→ **What you are asked to do**
In this exercise, write out the data word for word and leave every image out.

→ **The records**

* * * *

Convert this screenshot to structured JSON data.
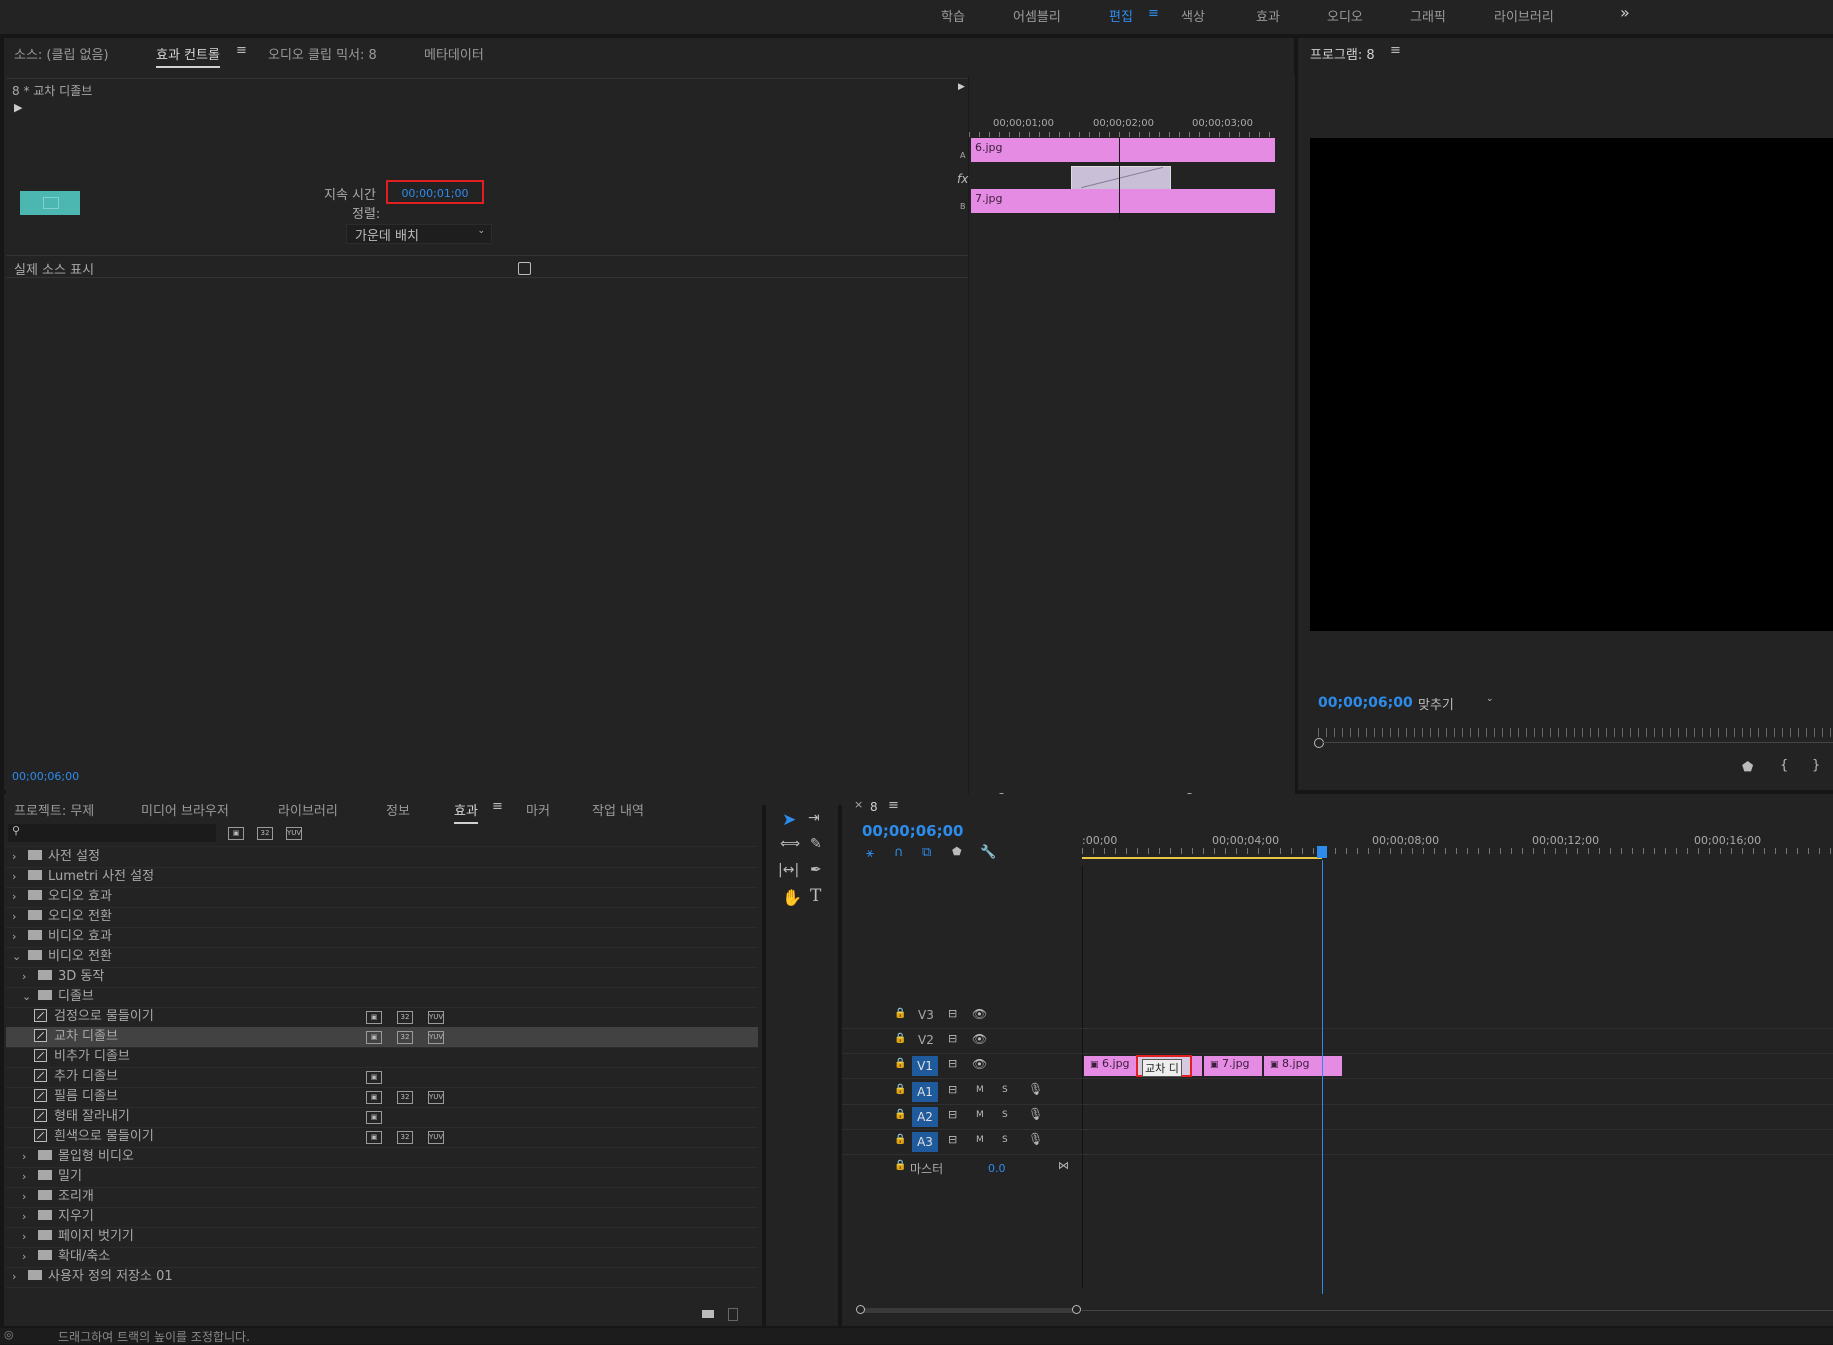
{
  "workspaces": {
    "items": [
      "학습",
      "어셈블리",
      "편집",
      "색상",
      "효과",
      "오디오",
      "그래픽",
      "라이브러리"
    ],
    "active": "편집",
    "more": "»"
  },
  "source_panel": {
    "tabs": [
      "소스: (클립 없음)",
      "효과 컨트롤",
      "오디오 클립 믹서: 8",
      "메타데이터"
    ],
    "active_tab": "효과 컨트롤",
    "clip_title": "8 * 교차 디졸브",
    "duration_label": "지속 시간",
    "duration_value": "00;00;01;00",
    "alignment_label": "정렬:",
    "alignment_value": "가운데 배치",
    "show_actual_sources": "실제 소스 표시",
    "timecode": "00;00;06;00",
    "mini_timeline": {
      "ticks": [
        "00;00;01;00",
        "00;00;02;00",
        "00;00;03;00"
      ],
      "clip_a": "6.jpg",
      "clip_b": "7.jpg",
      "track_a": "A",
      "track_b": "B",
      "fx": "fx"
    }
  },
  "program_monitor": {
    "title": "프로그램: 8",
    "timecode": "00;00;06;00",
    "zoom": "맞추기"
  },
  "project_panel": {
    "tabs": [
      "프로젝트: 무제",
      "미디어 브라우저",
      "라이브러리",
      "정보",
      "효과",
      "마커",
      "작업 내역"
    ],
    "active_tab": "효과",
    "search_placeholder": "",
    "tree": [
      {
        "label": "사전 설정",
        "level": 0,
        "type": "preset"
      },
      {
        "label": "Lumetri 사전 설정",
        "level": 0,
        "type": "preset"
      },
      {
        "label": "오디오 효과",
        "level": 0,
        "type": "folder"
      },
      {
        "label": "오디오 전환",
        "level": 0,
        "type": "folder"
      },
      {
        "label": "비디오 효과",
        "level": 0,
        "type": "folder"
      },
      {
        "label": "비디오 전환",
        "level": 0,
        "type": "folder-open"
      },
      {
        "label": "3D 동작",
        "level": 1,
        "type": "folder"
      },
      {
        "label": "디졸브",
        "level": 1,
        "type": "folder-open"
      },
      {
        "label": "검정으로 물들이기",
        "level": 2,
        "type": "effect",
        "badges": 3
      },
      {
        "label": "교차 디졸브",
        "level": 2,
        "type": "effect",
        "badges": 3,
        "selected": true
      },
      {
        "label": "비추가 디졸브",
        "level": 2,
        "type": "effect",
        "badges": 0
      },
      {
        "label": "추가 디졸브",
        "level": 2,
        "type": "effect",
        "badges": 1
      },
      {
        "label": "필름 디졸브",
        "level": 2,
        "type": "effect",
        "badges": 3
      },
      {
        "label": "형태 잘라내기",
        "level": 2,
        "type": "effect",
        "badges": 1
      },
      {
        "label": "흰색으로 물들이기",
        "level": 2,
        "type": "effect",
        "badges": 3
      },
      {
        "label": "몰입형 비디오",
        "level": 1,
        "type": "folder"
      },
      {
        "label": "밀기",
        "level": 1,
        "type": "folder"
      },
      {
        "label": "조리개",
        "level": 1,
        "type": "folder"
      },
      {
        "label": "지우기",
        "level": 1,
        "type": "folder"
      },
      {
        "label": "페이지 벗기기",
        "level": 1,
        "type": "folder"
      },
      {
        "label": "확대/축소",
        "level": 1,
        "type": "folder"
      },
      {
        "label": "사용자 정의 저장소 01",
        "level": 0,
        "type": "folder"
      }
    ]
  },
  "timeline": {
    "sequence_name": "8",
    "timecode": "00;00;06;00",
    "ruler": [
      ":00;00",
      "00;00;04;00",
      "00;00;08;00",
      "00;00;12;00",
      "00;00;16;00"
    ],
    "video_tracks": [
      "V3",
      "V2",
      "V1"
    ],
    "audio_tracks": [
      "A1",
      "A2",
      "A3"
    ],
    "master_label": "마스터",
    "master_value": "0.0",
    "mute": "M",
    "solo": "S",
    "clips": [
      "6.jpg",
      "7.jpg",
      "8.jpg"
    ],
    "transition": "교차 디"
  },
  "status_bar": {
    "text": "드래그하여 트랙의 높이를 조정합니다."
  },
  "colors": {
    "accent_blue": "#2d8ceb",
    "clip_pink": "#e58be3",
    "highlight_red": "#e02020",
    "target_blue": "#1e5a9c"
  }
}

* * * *

→ **Exercise output**
Convert this screenshot to structured JSON data.
{
  "workspaces": {
    "items": [
      "학습",
      "어셈블리",
      "편집",
      "색상",
      "효과",
      "오디오",
      "그래픽",
      "라이브러리"
    ],
    "active": "편집",
    "more": "»"
  },
  "source_panel": {
    "tabs": [
      "소스: (클립 없음)",
      "효과 컨트롤",
      "오디오 클립 믹서: 8",
      "메타데이터"
    ],
    "active_tab": "효과 컨트롤",
    "clip_title": "8 * 교차 디졸브",
    "duration_label": "지속 시간",
    "duration_value": "00;00;01;00",
    "alignment_label": "정렬:",
    "alignment_value": "가운데 배치",
    "show_actual_sources": "실제 소스 표시",
    "timecode": "00;00;06;00",
    "mini_timeline": {
      "ticks": [
        "00;00;01;00",
        "00;00;02;00",
        "00;00;03;00"
      ],
      "clip_a": "6.jpg",
      "clip_b": "7.jpg",
      "track_a": "A",
      "track_b": "B",
      "fx": "fx"
    }
  },
  "program_monitor": {
    "title": "프로그램: 8",
    "timecode": "00;00;06;00",
    "zoom": "맞추기"
  },
  "project_panel": {
    "tabs": [
      "프로젝트: 무제",
      "미디어 브라우저",
      "라이브러리",
      "정보",
      "효과",
      "마커",
      "작업 내역"
    ],
    "active_tab": "효과",
    "search_placeholder": "",
    "tree": [
      {
        "label": "사전 설정",
        "level": 0,
        "type": "preset"
      },
      {
        "label": "Lumetri 사전 설정",
        "level": 0,
        "type": "preset"
      },
      {
        "label": "오디오 효과",
        "level": 0,
        "type": "folder"
      },
      {
        "label": "오디오 전환",
        "level": 0,
        "type": "folder"
      },
      {
        "label": "비디오 효과",
        "level": 0,
        "type": "folder"
      },
      {
        "label": "비디오 전환",
        "level": 0,
        "type": "folder-open"
      },
      {
        "label": "3D 동작",
        "level": 1,
        "type": "folder"
      },
      {
        "label": "디졸브",
        "level": 1,
        "type": "folder-open"
      },
      {
        "label": "검정으로 물들이기",
        "level": 2,
        "type": "effect",
        "badges": 3
      },
      {
        "label": "교차 디졸브",
        "level": 2,
        "type": "effect",
        "badges": 3,
        "selected": true
      },
      {
        "label": "비추가 디졸브",
        "level": 2,
        "type": "effect",
        "badges": 0
      },
      {
        "label": "추가 디졸브",
        "level": 2,
        "type": "effect",
        "badges": 1
      },
      {
        "label": "필름 디졸브",
        "level": 2,
        "type": "effect",
        "badges": 3
      },
      {
        "label": "형태 잘라내기",
        "level": 2,
        "type": "effect",
        "badges": 1
      },
      {
        "label": "흰색으로 물들이기",
        "level": 2,
        "type": "effect",
        "badges": 3
      },
      {
        "label": "몰입형 비디오",
        "level": 1,
        "type": "folder"
      },
      {
        "label": "밀기",
        "level": 1,
        "type": "folder"
      },
      {
        "label": "조리개",
        "level": 1,
        "type": "folder"
      },
      {
        "label": "지우기",
        "level": 1,
        "type": "folder"
      },
      {
        "label": "페이지 벗기기",
        "level": 1,
        "type": "folder"
      },
      {
        "label": "확대/축소",
        "level": 1,
        "type": "folder"
      },
      {
        "label": "사용자 정의 저장소 01",
        "level": 0,
        "type": "folder"
      }
    ]
  },
  "timeline": {
    "sequence_name": "8",
    "timecode": "00;00;06;00",
    "ruler": [
      ":00;00",
      "00;00;04;00",
      "00;00;08;00",
      "00;00;12;00",
      "00;00;16;00"
    ],
    "video_tracks": [
      "V3",
      "V2",
      "V1"
    ],
    "audio_tracks": [
      "A1",
      "A2",
      "A3"
    ],
    "master_label": "마스터",
    "master_value": "0.0",
    "mute": "M",
    "solo": "S",
    "clips": [
      "6.jpg",
      "7.jpg",
      "8.jpg"
    ],
    "transition": "교차 디"
  },
  "status_bar": {
    "text": "드래그하여 트랙의 높이를 조정합니다."
  },
  "colors": {
    "accent_blue": "#2d8ceb",
    "clip_pink": "#e58be3",
    "highlight_red": "#e02020",
    "target_blue": "#1e5a9c"
  }
}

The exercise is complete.